It is 1933, and fear prevails when a husband and wife discuss the brutal treatment by police of their communist neighbor, whom the couple betrayed for listening to broadcasts from Russia. A storm trooper visits his girlfriend, a maid in the household of an affluent Berlin family. An unemployed worker arrives to repair the radio, and the storm trooper engages him in a discussion to ferret out his true opinion about the Nazi regime. To gain the worker’s confidence, the storm trooper demonstrates how he exposes critics of the Nazis. Pretending to be sympathetic to complaints, the storm trooper surreptitiously marks critics with a chalk cross on their backs so that they can be easily identified and interrogated. After both the worker and the storm trooper leave, the maid expresses her grave concerns to the cook about her boyfriend’s changed behavior; she no longer trusts him.

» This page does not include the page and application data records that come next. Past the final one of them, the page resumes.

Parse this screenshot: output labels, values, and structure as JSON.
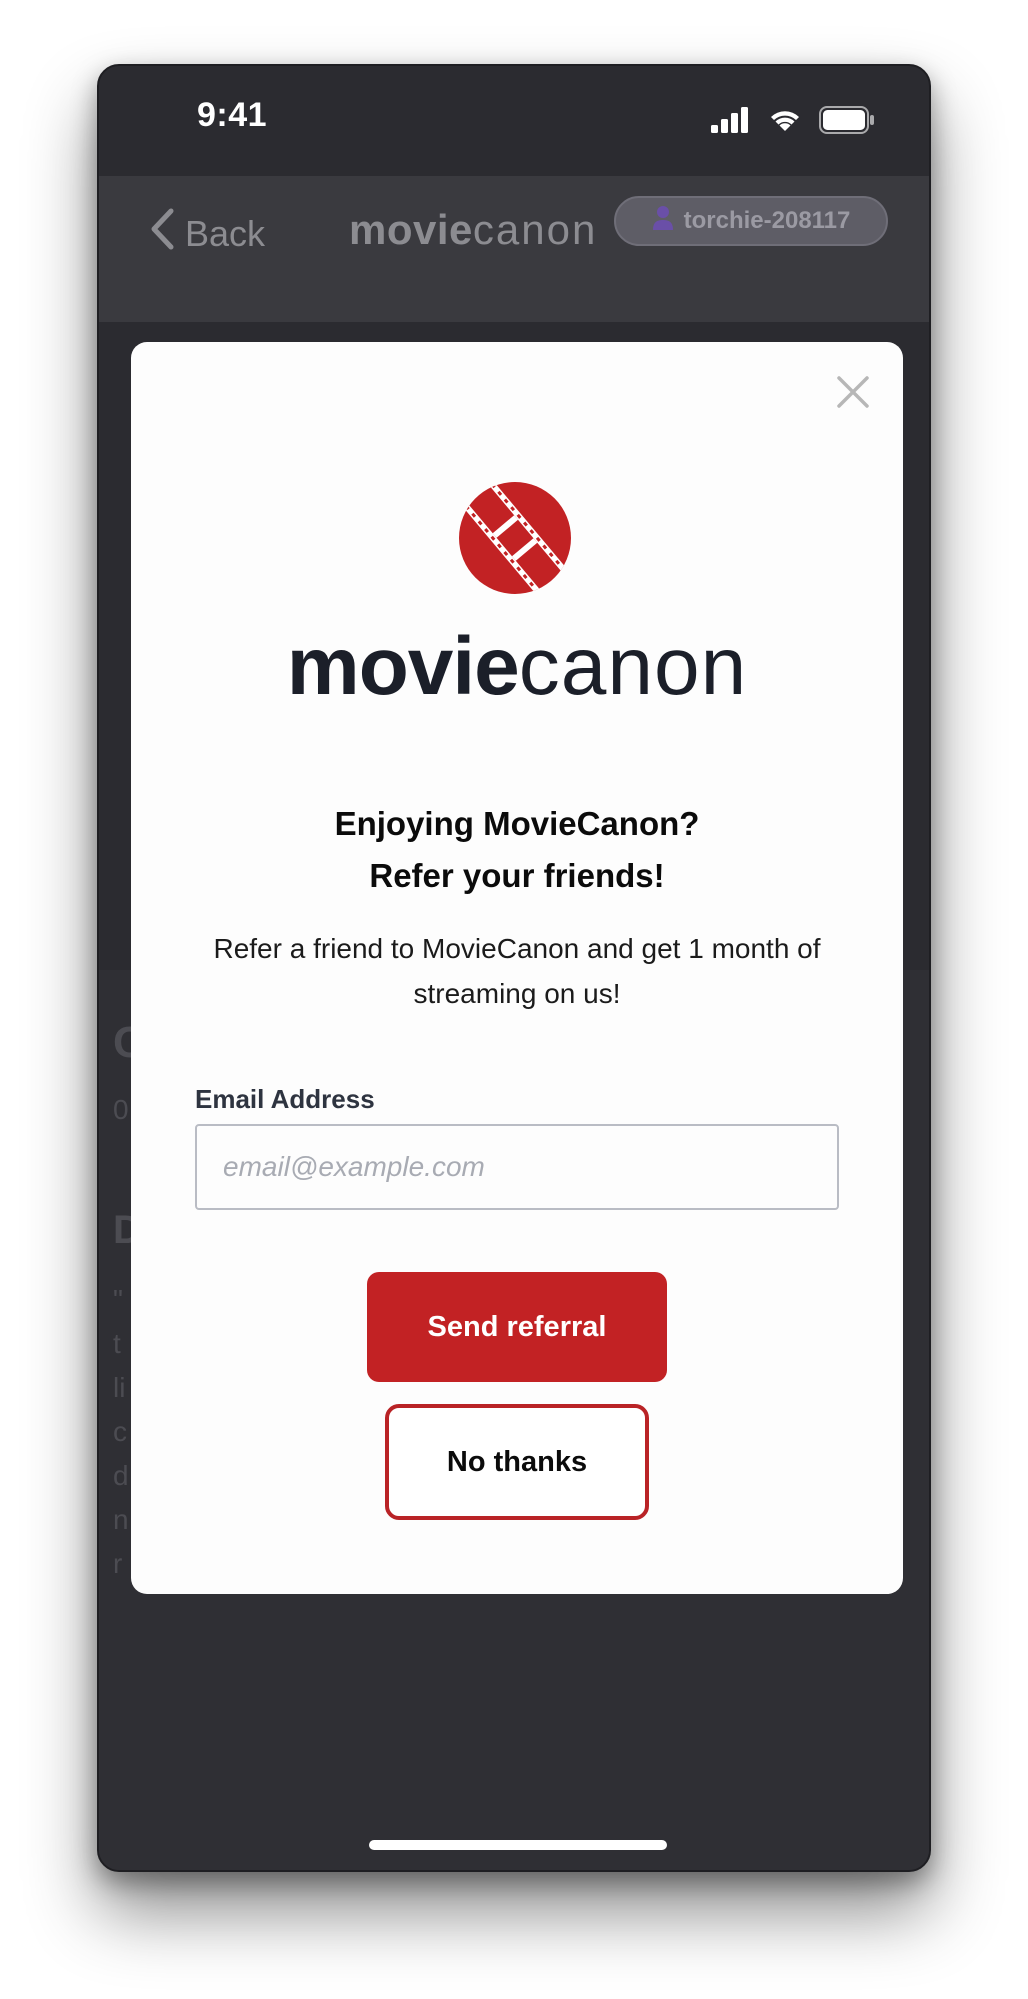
{
  "status_bar": {
    "time": "9:41"
  },
  "nav": {
    "back_label": "Back",
    "logo_bold": "movie",
    "logo_light": "canon",
    "username": "torchie-208117"
  },
  "background": {
    "detail_fragments": [
      "C",
      "0",
      "D",
      "\"",
      "t",
      "li",
      "c",
      "d",
      "n",
      "r"
    ]
  },
  "modal": {
    "brand_bold": "movie",
    "brand_light": "canon",
    "title_line1": "Enjoying MovieCanon?",
    "title_line2": "Refer your friends!",
    "description": "Refer a friend to MovieCanon and get 1 month of streaming on us!",
    "email_label": "Email Address",
    "email_placeholder": "email@example.com",
    "email_value": "",
    "send_button": "Send referral",
    "no_thanks_button": "No thanks"
  },
  "colors": {
    "brand_red": "#c22224",
    "phone_background": "#2b2b30",
    "modal_background": "#fdfdfd",
    "wordmark": "#1b1f29"
  },
  "icons": {
    "close": "close-icon",
    "back": "chevron-left-icon",
    "user": "user-icon",
    "logo": "film-reel-logo",
    "signal": "cellular-signal-icon",
    "wifi": "wifi-icon",
    "battery": "battery-icon"
  }
}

In a concentration camp, imprisoned Social Democrats and communists still quarrel about who is responsible for the Nazis’ rise to power. However, they, as well as a pastor, show solidarity when faced with the demands of a guard. A radio reporter interviews workers at a factory but rudely interrupts them when they refer to insufficient sanitary facilities. Storm troopers deliver a coffin with the corpse of a worker to his wife with a stern warning not to open the casket to prevent her from seeing his battered body. Scientists are forbidden to have contacts with Jewish colleagues; physicists at the University of Göttingen who have corresponded with the eminent Albert Einstein, a Jewish emigré, are terribly afraid that they may be found out.
It is 1935 in Frankfurt, and a prominent physician is experiencing problems at his clinic because his wife is Jewish; friends and neighbors are shunning the couple. To escape this intolerable situation, the wife has decided to leave for Amsterdam. After calling friends and relatives to ask them to look after things during her absence, she rehearses her speech...
(The entire section is 816 words.)